Inside Job

I just saw the movie Inside Job that dissects the financial meltdown of 2008 and I highly recommend it for both novices and those knowledgeable about the details of how the financial crisis occurred. Most of us know about the role of banks and financial institutions in making loans without carrying out due diligence in assessing the creditworthiness of borrowers. The movie explains why so many people lost their jobs and homes and places blame squarely on the shoulders of the financial services industry that packaged home mortgage loans as securitized assets and sold them off to other investors thereby transferring the risk to those investors. The movie points to the sale of credit default swaps by AIG to the investors as a way to hedge against the risk of default by purchasing insurance to protect one's interests. AIG was virtually wiped out and couldn't pay off on the insurance policies when the value of the underlying homes declined precipitously. AIG needed a $182 billion bailout by the government to stay afloat.  

I experienced a lot of emotions after leaving the theatre. I was angry with an entire industry that placed greed above all else and financially engineered transactions without concern for who might get hurt while the offenders pulled in compensation packages in the hundreds of millions. I wondered where was the government oversight of Fannie Mae and Freddie Mac, two government-sponsored enterprises that purchase home mortgage loans from banks? The taxpayer bailouts of these entities could cost as much as $363 billion through 2013, according to government projections. What was and should have been the role of the SEC and the Commodities Future Trading Commission? Were those in Congress simply asleep at the wheel or was it the lobbying payments by the industry that contributed to the lax oversight? Where were the auditors who should have been investigating the quality of the loans and securitized assets?
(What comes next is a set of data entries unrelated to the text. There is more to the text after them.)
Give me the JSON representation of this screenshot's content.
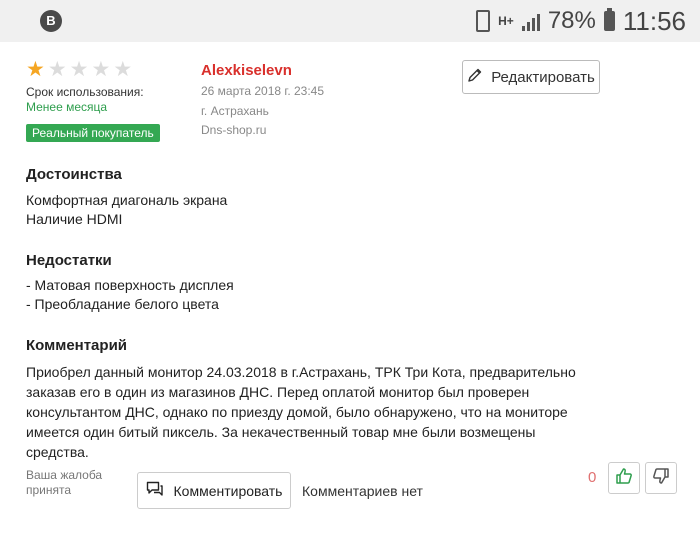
{
  "status_bar": {
    "app_letter": "B",
    "network": "H+",
    "battery_pct": "78%",
    "time": "11:56"
  },
  "review": {
    "rating": 1,
    "rating_max": 5,
    "usage_label": "Срок использования:",
    "usage_value": "Менее месяца",
    "badge": "Реальный покупатель",
    "author": "Alexkiselevn",
    "date": "26 марта 2018 г. 23:45",
    "city": "г. Астрахань",
    "shop": "Dns-shop.ru",
    "edit_label": "Редактировать",
    "pros_title": "Достоинства",
    "pros": [
      "Комфортная диагональ экрана",
      "Наличие HDMI"
    ],
    "cons_title": "Недостатки",
    "cons": [
      "- Матовая поверхность дисплея",
      "- Преобладание белого цвета"
    ],
    "comment_title": "Комментарий",
    "comment_text": "Приобрел данный монитор 24.03.2018 в г.Астрахань, ТРК Три Кота, предварительно заказав его в один из магазинов ДНС. Перед оплатой монитор был проверен консультантом ДНС, однако по приезду домой, было обнаружено, что на мониторе имеется один битый пиксель. За некачественный товар мне были возмещены средства.",
    "complaint_text": "Ваша жалоба принята",
    "comment_button": "Комментировать",
    "no_comments": "Комментариев нет",
    "vote_count": "0"
  },
  "colors": {
    "star_on": "#f5a623",
    "author": "#d9302c",
    "badge_bg": "#34a853",
    "thumb_up": "#2e9e4d"
  },
  "icons": {
    "edit": "pencil-icon",
    "comment": "comment-icon",
    "like": "thumbs-up-icon",
    "dislike": "thumbs-down-icon"
  }
}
How can we avoid another financial meltdown in the future? Some yearn for the "good old days" when the Glass-Steagall Act prevented the merger of commercial and investment banks. Back in the mid 1990s, the former chairman of the Federal Reserve, Alan Greenspan, along with former Goldman Sachs partner Robert Rubin, Bill Clinton’s Treasury Secretary, signaled that the Clinton administration was ready to repeal the Act. A year later Sandy Weill set in motion the forces that would finally end Glass-Steagall. Citigroup Weill proposed the most audacious financial merger in American history: he would merge one of the largest insurance companies (Travelers), one of the largest investment banks (Salomon Smith Barney), and the largest commercial banks (Citibank) in America. The problem was the merger was illegal in terms of Glass-Steagall. So, Congress was convinced by Greenspan and Rubin to repeal the Act after the fact. It did just that and Rubin became the vice chairman of the emerging Citigroup while Weill became its chairman and CEO. 
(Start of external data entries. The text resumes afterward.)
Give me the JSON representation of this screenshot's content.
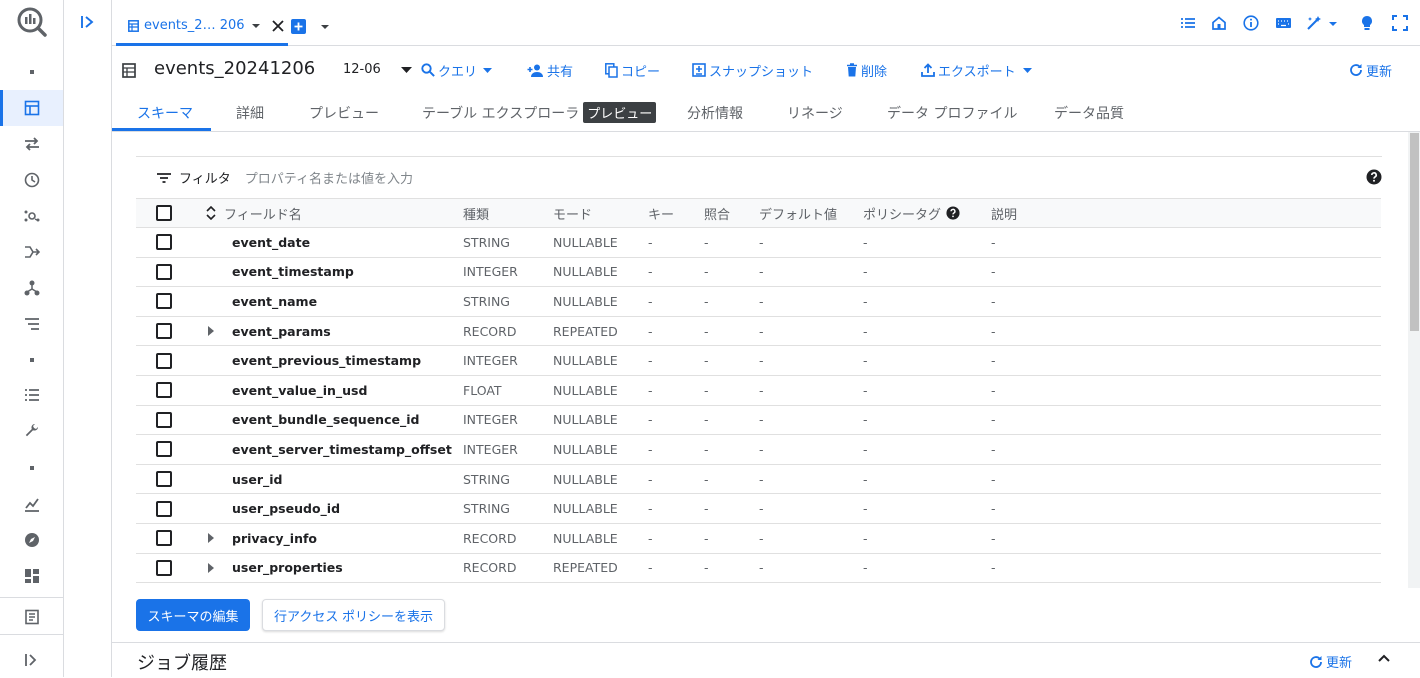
{
  "tab": {
    "label": "events_2… 206"
  },
  "toolbar": {
    "title": "events_20241206",
    "partition": "12-06",
    "query": "クエリ",
    "share": "共有",
    "copy": "コピー",
    "snapshot": "スナップショット",
    "delete": "削除",
    "export": "エクスポート",
    "refresh": "更新"
  },
  "subtabs": [
    "スキーマ",
    "詳細",
    "プレビュー",
    "テーブル エクスプローラ",
    "分析情報",
    "リネージ",
    "データ プロファイル",
    "データ品質"
  ],
  "preview_badge": "プレビュー",
  "filter": {
    "label": "フィルタ",
    "placeholder": "プロパティ名または値を入力"
  },
  "table": {
    "headers": [
      "フィールド名",
      "種類",
      "モード",
      "キー",
      "照合",
      "デフォルト値",
      "ポリシータグ",
      "説明"
    ],
    "rows": [
      {
        "name": "event_date",
        "type": "STRING",
        "mode": "NULLABLE",
        "expandable": false
      },
      {
        "name": "event_timestamp",
        "type": "INTEGER",
        "mode": "NULLABLE",
        "expandable": false
      },
      {
        "name": "event_name",
        "type": "STRING",
        "mode": "NULLABLE",
        "expandable": false
      },
      {
        "name": "event_params",
        "type": "RECORD",
        "mode": "REPEATED",
        "expandable": true
      },
      {
        "name": "event_previous_timestamp",
        "type": "INTEGER",
        "mode": "NULLABLE",
        "expandable": false
      },
      {
        "name": "event_value_in_usd",
        "type": "FLOAT",
        "mode": "NULLABLE",
        "expandable": false
      },
      {
        "name": "event_bundle_sequence_id",
        "type": "INTEGER",
        "mode": "NULLABLE",
        "expandable": false
      },
      {
        "name": "event_server_timestamp_offset",
        "type": "INTEGER",
        "mode": "NULLABLE",
        "expandable": false
      },
      {
        "name": "user_id",
        "type": "STRING",
        "mode": "NULLABLE",
        "expandable": false
      },
      {
        "name": "user_pseudo_id",
        "type": "STRING",
        "mode": "NULLABLE",
        "expandable": false
      },
      {
        "name": "privacy_info",
        "type": "RECORD",
        "mode": "NULLABLE",
        "expandable": true
      },
      {
        "name": "user_properties",
        "type": "RECORD",
        "mode": "REPEATED",
        "expandable": true
      }
    ],
    "empty": "-"
  },
  "buttons": {
    "edit_schema": "スキーマの編集",
    "row_access": "行アクセス ポリシーを表示"
  },
  "job_history": {
    "title": "ジョブ履歴",
    "refresh": "更新"
  },
  "colors": {
    "accent": "#1a73e8",
    "border": "#dadce0"
  }
}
I do not believe our economic system can handle another crisis of similar proportions. Yet, according to the movie, that may be where we're headed because the banks are bigger -- stable ones such as Bank of America have taken over shaky ones like Countrywide. Consolidation in the financial services industry following the takeover of Bear Stearns and the demise of Lehman Brothers means less competition. And then there is the massive Citigroup.

Are these institutions too big to fail? Should they be forced to break up into smaller segments? Will that make a difference with respect to the possibility of another wave of risky transactions that create systemic risk in the system? I do not see any signs that the financial services industry recognizes its ethical failings and has committed to act in the interests of its stakeholders (i.e., shareholders, customers, employees, and the public good) and not in its own self-interests. Perhaps I'm too much of a cynic. Let me know what you think.